Approaching Disruption

The best thing about disruption is that anyone can do it. But that doesn’t mean it’s easy: to start your year off with a bang, a few ingredients are essential for your business.

  1. Calculated Risk – A good disruptive strategy is risky by definition. It won’t just disrupt your industry: it will disrupt your organization. As the old saying goes, “Don’t risk more than you are willing to lose.” At the same time, companies must spend money to make money. Take the time to plan a strategy that’s just big enough to win, but not big enough to sink your business.
  2. Fast reflexes – Because disruption is all about the customer, disruptive marketers are fast on their feet. They gauge response and improvise to make improvements. As CMO Ben Eatwell says, “The trick is trying to balance the need to fail fast with the fact that as a disrupting influence on an industry, it takes time to build trust with your audience.”
  3. Cooperation & Teamwork – Old habits are not disruptive. In order to execute an unconventional strategy, a marketer needs to communicate well, ensuring that everyone is both on board and on the same page.
  4. Creativity – This one just can’t be faked. A disruptive solution involves out-of-the-box thinking. Whether it falls on team-members like a lightning bolt or slowly emerges out of long brain-storming sessions, sit down with your team and discuss ideas and act on the most inspired.

Trends You Can Follow

It might seem like the whole point of disruption is not to follow trends. But sometimes a business discovers a disruptive strategy that continues to work for others while it’s still a brand-new idea. If your prospects haven’t seen it before – or haven’t seen it very much – you can still make an impact by following other brands.

Here are a few ideas:

  1. Shopper Bots

    The idea of chatbots that make recommendations and help customers to find deals isn’t brand spanking new, but it’s still not that common either. Gartner named it a “disruptive” trend as recently as October 2018.

    Thankfully, chatbots are not that difficult to create, even without a dedicated programmer. ManyChat, Chatfuel and Octane AI are all accessible tools for creating intelligent bots across a wide variety of social platforms and web hosting services.
  2. New Media Advertising

    The definition of “new media” changes from year to year, but in 2019 it means augmented reality (AR), virtual reality (VR) and multimedia messaging communities like Snapchat. 

Advertisers have barely scratched the surface on AR or VR, and while they’ve made more headway with Snapchat, its primary audience – GenZ – is still a hugely untapped market, simply because they have just become old enough to buy things.
  3. Social Media as The New Internet

    It would not be fair to say that businesses haven’t taken social media seriously. It would be fair to say that for many businesses, social media is only a supplement to their online presence.

This overlooks the fact that an increasingly large number of Internet users see social media as the Internet, visiting external sites with less frequency. Pew Research indicates that 76% of Facebook users login to the site every day.
  4. Multi-channel Marketing

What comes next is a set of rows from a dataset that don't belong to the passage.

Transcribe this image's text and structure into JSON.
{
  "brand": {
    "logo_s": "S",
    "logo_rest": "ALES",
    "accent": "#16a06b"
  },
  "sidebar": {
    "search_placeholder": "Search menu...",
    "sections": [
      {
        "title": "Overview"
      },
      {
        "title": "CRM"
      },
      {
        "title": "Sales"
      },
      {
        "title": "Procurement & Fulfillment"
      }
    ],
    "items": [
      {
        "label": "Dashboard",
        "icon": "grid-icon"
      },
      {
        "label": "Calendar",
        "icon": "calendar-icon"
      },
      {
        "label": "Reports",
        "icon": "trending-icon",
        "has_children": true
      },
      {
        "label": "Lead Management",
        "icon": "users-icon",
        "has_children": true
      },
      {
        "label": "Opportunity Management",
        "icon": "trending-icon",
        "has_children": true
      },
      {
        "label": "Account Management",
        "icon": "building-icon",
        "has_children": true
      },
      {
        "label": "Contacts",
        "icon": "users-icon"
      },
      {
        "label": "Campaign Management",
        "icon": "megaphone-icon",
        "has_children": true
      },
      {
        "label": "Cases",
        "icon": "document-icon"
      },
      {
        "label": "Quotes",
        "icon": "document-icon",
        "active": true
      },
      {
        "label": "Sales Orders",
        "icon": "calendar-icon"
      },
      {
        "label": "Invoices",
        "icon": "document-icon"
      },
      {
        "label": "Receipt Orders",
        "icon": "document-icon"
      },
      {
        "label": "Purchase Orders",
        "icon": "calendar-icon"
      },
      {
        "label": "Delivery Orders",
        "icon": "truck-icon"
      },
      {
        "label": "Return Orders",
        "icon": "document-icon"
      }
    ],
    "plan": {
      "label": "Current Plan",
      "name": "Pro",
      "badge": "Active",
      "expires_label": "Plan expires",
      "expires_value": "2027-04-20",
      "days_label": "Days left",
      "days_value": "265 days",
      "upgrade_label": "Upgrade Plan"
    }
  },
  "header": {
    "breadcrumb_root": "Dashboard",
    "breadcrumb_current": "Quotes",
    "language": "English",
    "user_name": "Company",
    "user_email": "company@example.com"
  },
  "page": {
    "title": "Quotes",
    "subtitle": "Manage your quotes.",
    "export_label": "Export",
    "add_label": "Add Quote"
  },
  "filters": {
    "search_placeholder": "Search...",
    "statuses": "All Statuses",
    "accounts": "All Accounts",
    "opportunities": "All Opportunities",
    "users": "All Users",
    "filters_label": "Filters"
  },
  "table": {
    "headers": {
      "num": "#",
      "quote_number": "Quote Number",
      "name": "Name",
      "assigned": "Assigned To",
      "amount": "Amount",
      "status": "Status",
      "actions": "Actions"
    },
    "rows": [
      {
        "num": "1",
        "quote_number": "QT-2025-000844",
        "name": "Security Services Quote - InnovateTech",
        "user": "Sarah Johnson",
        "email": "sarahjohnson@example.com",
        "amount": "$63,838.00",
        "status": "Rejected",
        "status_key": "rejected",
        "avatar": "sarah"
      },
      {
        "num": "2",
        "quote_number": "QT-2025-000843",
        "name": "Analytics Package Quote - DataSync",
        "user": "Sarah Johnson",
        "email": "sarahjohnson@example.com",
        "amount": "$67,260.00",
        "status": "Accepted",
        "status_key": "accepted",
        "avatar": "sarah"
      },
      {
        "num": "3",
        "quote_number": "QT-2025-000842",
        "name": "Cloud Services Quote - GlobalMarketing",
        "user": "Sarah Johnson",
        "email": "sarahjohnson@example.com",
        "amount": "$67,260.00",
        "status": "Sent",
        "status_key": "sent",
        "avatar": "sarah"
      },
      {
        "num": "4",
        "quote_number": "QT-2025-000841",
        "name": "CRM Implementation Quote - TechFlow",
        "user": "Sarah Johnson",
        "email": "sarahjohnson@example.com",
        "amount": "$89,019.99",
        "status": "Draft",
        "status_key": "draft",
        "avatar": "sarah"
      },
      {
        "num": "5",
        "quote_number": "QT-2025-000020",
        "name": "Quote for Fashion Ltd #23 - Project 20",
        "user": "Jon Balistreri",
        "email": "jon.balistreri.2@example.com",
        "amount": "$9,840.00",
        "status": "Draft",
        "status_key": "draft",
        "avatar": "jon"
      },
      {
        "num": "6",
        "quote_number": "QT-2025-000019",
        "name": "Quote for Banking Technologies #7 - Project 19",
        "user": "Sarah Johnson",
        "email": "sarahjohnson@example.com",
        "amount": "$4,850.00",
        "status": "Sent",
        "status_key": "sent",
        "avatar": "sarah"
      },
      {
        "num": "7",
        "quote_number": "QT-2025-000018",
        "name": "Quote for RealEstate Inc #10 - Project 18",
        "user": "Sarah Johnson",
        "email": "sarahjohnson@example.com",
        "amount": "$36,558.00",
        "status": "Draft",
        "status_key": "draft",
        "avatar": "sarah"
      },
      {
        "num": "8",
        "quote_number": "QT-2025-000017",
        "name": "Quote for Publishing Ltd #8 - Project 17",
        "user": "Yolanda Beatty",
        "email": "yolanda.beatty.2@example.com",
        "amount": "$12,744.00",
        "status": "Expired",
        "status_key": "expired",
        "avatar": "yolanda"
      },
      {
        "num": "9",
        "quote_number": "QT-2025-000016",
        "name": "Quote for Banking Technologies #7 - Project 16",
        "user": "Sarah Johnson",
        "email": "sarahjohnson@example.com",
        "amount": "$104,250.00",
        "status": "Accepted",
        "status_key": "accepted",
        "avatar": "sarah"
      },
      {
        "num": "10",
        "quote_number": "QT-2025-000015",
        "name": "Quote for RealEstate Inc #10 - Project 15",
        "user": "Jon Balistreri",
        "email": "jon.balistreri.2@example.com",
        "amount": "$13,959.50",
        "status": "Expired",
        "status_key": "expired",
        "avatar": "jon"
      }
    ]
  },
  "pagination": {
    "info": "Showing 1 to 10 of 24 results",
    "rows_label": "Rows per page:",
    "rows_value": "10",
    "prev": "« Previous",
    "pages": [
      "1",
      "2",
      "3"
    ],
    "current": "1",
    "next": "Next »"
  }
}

    Pew Research also indicates that the median of Americans uses three of the eight most popular social networks on a daily basis. As such, brands that are active and present across them can make a more engaging and dynamic impact.

    Multi-channel marketing doesn’t end at creating profiles: it means engaging customers wherever they are, selling wherever they are, and integrating conversations across platforms.
Kristine Jacobson

Kristine Jacobson

Kristine Jacobson has more than 25 years of marketing and communications experience with notable corporate leaders as well as emerging market contenders. She offers expert marketing strategy with a touch of creative flair. Her extensive knowledge of strategic marketing, marketing plan execution, and branding illuminate the big picture without losing sight of the details.